TRY IT: The lines needed are those below that contain the word "title"; copy each one.

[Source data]
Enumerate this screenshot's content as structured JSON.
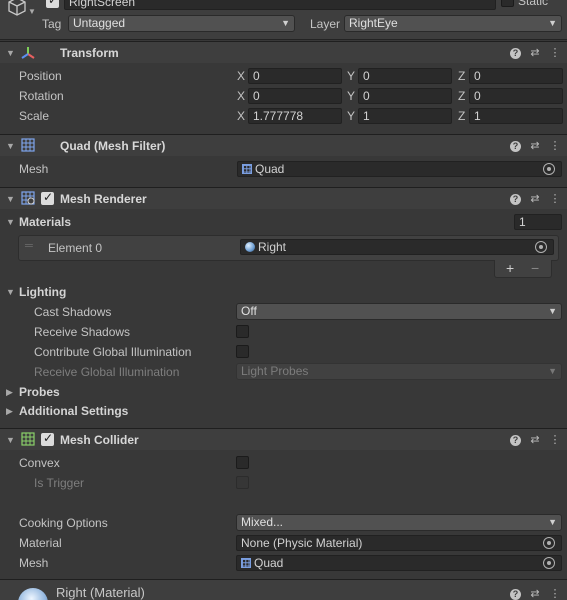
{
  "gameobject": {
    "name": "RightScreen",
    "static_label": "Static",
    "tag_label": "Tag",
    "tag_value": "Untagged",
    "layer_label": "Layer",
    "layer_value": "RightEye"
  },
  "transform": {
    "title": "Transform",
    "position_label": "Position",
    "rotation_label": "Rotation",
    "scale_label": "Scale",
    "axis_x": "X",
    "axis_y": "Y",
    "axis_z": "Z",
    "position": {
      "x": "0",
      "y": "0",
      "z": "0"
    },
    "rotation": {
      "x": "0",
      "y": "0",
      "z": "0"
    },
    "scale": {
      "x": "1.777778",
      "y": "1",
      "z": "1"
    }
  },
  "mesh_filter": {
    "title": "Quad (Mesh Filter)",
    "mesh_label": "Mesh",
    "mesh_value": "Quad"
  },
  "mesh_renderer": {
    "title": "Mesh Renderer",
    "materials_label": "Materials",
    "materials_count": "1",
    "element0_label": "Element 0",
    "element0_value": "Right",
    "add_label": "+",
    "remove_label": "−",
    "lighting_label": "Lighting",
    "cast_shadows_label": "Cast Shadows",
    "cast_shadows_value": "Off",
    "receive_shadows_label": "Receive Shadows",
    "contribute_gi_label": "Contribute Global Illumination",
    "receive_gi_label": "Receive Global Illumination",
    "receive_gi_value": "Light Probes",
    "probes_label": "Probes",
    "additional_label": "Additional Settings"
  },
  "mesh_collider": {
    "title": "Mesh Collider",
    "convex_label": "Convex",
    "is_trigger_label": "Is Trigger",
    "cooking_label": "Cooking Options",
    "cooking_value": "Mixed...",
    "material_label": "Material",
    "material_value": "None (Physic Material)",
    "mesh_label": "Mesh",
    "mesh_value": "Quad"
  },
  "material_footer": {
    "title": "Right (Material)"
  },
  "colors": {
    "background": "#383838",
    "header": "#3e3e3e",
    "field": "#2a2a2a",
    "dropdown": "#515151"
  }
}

EXERCISE SOLUTION:
    "title": "Transform",
    "title": "Quad (Mesh Filter)",
    "title": "Mesh Renderer",
    "title": "Mesh Collider",
    "title": "Right (Material)"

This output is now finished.